Omit the pictures, then reproduce every remaining record exactly.
+++ MATERIALS PROVIDED +++
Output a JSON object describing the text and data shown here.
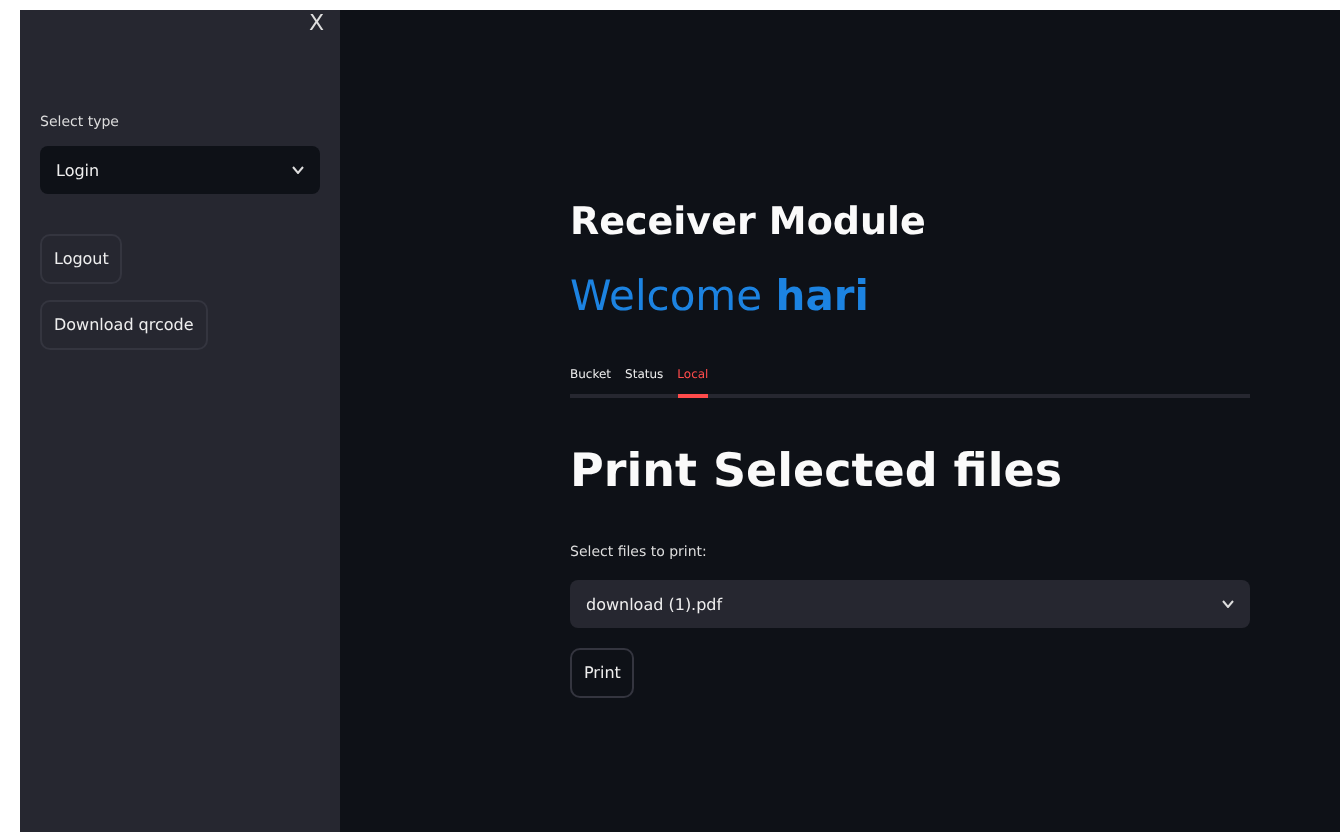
{
  "sidebar": {
    "close": "X",
    "select": {
      "label": "Select type",
      "value": "Login"
    },
    "buttons": [
      "Logout",
      "Download qrcode"
    ]
  },
  "main": {
    "title": "Receiver Module",
    "welcome": {
      "prefix": "Welcome",
      "name": "hari"
    },
    "tabs": [
      {
        "label": "Bucket",
        "selected": false
      },
      {
        "label": "Status",
        "selected": false
      },
      {
        "label": "Local",
        "selected": true
      }
    ],
    "section_title": "Print Selected files",
    "file_select": {
      "label": "Select files to print:",
      "value": "download (1).pdf"
    },
    "print_button": "Print"
  }
}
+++
» PROBLEM SOLUTION
Output a JSON object describing the text and data shown here.
{
  "sidebar": {
    "close": "X",
    "select": {
      "label": "Select type",
      "value": "Login"
    },
    "buttons": [
      "Logout",
      "Download qrcode"
    ]
  },
  "main": {
    "title": "Receiver Module",
    "welcome": {
      "prefix": "Welcome",
      "name": "hari"
    },
    "tabs": [
      {
        "label": "Bucket",
        "selected": false
      },
      {
        "label": "Status",
        "selected": false
      },
      {
        "label": "Local",
        "selected": true
      }
    ],
    "section_title": "Print Selected files",
    "file_select": {
      "label": "Select files to print:",
      "value": "download (1).pdf"
    },
    "print_button": "Print"
  }
}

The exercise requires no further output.